Handling Errors

All errors produced by the system are provided either as Result enumeration as return value of the doit() methods, or handed as possibly intermediate results to either the Hub Delegate, or the Authenticator Delegate.

When delegates handle errors or intermediate values, they may have a chance to instruct the system to retry. This makes the system potentially resilient to all kinds of errors.

Uploads and Downloads

If a method supports downloads, the response body, which is part of the Result, should be read by you to obtain the media. If such a method also supports a Response Result, it will return that by default. You can see it as meta-data for the actual media. To trigger a media download, you will have to set up the builder by making this call: .param("alt", "media").

Methods supporting uploads can do so using up to 2 different protocols: simple and resumable. The distinctiveness of each is represented by customized doit(...) methods, which are then named upload(...) and upload_resumable(...) respectively.

Customization and Callbacks

You may alter the way an doit() method is called by providing a delegate to the Method Builder before making the final doit() call. Respective methods will be called to provide progress information, as well as determine whether the system should retry on failure.

The delegate trait is default-implemented, allowing you to customize it with minimal effort.

Optional Parts in Server-Requests

All structures provided by this library are made to be enocodable and decodable via json. Optionals are used to indicate that partial requests are responses are valid. Most optionals are are considered Parts which are identifiable by name, which will be sent to the server to indicate either the set parts of the request or the desired parts in the response.

Builder Arguments

Using method builders, you are able to prepare an action call by repeatedly calling it's methods. These will always take a single argument, for which the following statements are true.

Arguments will always be copied or cloned into the builder, to make them independent of their original life times.

License

The chat1 library was generated by Sebastian Thiel, and is placed under the MIT license.
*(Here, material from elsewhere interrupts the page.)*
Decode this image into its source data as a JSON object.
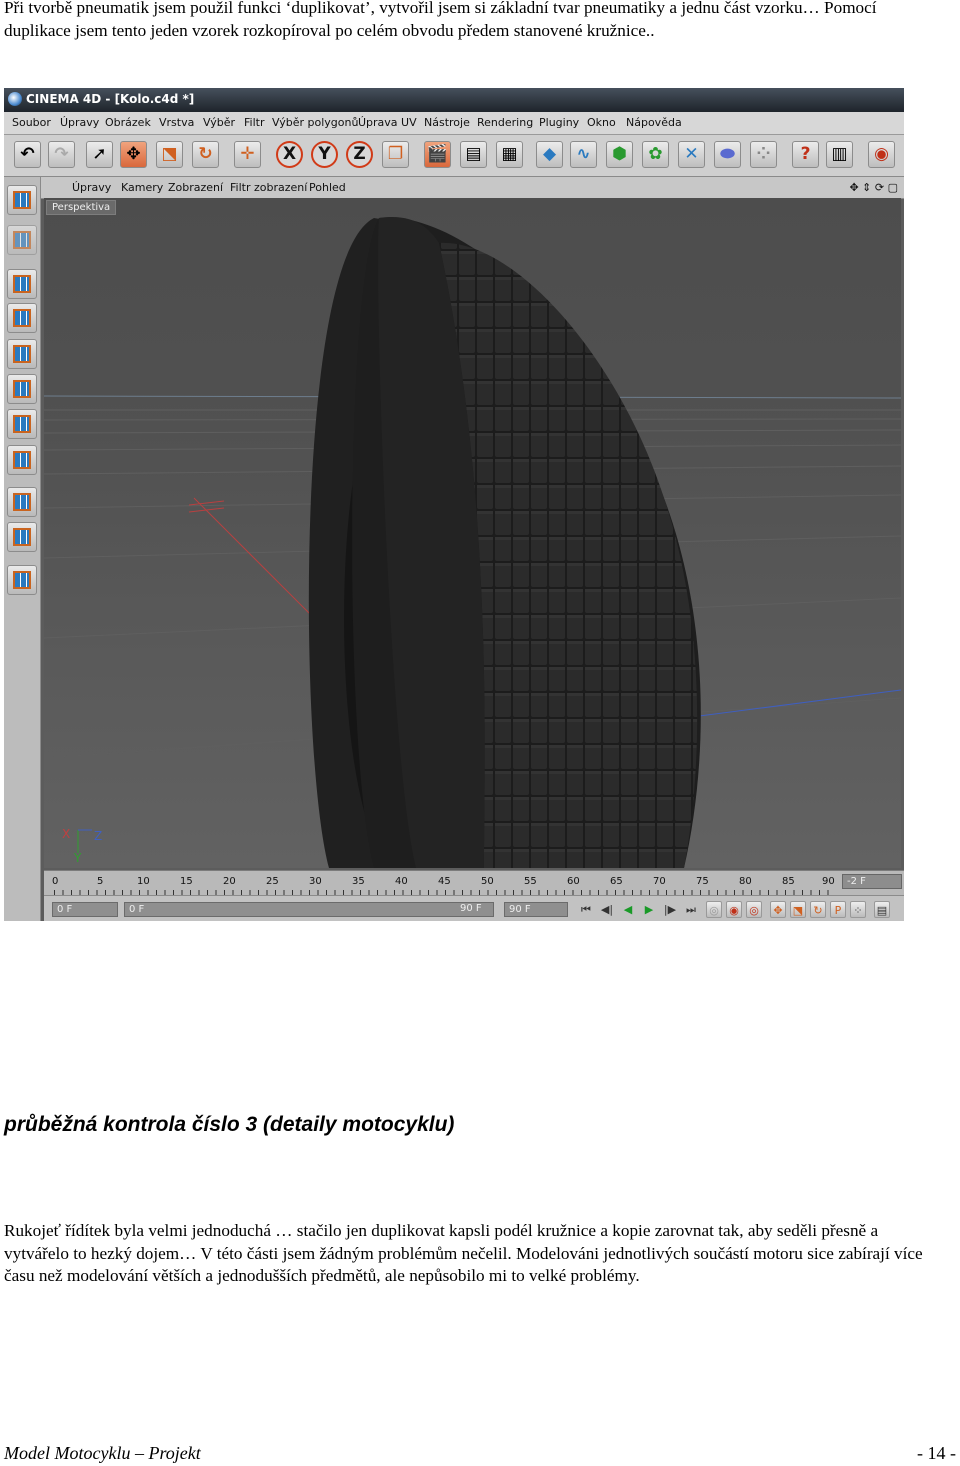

You can read the full text at the repository's license file.